Today's post is meant to inspire you to push your Level 1 students. While we know they are still beginners, they are capable of doing some exciting things, both at Middle School and High School. Several of you have begun scheduling Skype or Facetime interactions with other schools or classes. Here is another great example of a successful exchange. In a Spanish 1 course at MGMS, Esmith Centeno orchestrated an intercultural chat with a school from Colombia. Esmith has shared with us how she arranged the chat. Students first wrote a letter to a pen pal in Colombia discussing the similarities and differences between the two culture’s families. Then they engaged in a video chat with these pen pals in Colombia to share some basic questions in the target language for both school communities. She helped students create a basic script that they could then personalize for their particular questions and interests. As you can see from the pictures, when they met their new friends, they had a great experience! Thanks Esmith for making this exchange possible for your students!
I was also recently invited to RBHS to view the Spanish 1 Symposium, created by Lisette Geib and Sarah Hulls. Students presented a case study to their classmates and teachers. They were required to research a Spanish speaking country and then pretend to be someone from that country. The goal was to have them incorporate all of the cultural information they learned as well as the language goals.

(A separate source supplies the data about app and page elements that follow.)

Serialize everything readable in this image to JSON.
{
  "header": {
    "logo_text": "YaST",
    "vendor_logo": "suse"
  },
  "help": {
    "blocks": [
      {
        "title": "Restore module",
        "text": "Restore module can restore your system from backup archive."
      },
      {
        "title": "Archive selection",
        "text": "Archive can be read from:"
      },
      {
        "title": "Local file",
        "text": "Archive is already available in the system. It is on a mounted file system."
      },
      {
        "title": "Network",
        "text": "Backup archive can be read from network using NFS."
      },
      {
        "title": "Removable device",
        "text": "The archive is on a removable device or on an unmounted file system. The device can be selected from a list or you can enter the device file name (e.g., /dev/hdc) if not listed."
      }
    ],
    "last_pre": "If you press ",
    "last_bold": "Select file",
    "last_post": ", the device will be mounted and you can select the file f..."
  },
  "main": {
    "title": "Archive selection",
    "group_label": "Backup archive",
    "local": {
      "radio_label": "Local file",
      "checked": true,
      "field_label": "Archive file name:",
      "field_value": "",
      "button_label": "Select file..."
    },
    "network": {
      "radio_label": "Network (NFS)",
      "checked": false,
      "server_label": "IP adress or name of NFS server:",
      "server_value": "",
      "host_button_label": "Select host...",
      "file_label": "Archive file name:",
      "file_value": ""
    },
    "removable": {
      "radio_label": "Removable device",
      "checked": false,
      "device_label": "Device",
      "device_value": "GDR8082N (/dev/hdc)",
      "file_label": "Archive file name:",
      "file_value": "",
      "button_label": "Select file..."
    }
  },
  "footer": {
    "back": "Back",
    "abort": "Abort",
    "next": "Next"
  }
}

So they had to describe what life is like for them, as if they were from a different country. They were also required to create an artifact that represents them and their country. As students rotated through to listen to their classmates, they practiced interpretive listening, as they asked questions, they practiced the interpersonal mode, and while they were presenting, they took part in presentational speaking. This was a fantastic way to wrap up the course, and provided multiple data points for proficiency scores.
How do you motivate and assess your Level 1 courses? Leave a comment!
Guest Blogger: Jill Hnat, WKHS
This year, as White Knoll High delves into new strategies to encourage student self-direction and success, the power of reflection has been a common motif. As teachers we are asked to regularly reflect on a wide variety of issues in our profession. At first I went through the motions and, like most things, I “faked it until I made it.” I recognized how deliberate reflection was impacting my teaching and students’ learning in my classes (with a side benefit of NOT waking up at 2 a.m. to rehash what went wrong with my previous day.) But, how could I use reflection IN my French classes? I want my students to seriously consider what works for them when learning something new. My students didn’t have the language to do that! Is it worth the time? Is it defensible? YES! The 15 minutes we spend at the start of the week on Monday to set goals and the minutes on Friday to reflect on how successful we were at meeting those goals are well worth the effort.
My colleague Mandy Domenech started the weekly reflections to create a sense of community with her classes. When she shared her ideas with me, I decided to take a different approach - “Action Plans” for my students.
Every Monday my students copy the weekly goals I have posted on the board, then they set up what will help them reach those goals. Typical plans are: I will not give up and stick to French when I ask questions. I will use the resources posted around the room. I will review what I did the day before. The most popular part of the exercise is the affirmation statement that they can add to their action plans to give themselves a “push” to continue. Yesterday, as a part of 17 Days of Kindness, several of the students posted their affirmation statements to encourage their peers.
Is reflection a part of your teaching process? If so, leave a comment explaining how.
World Language Teacher Support Specialist (and Language Enthusiast)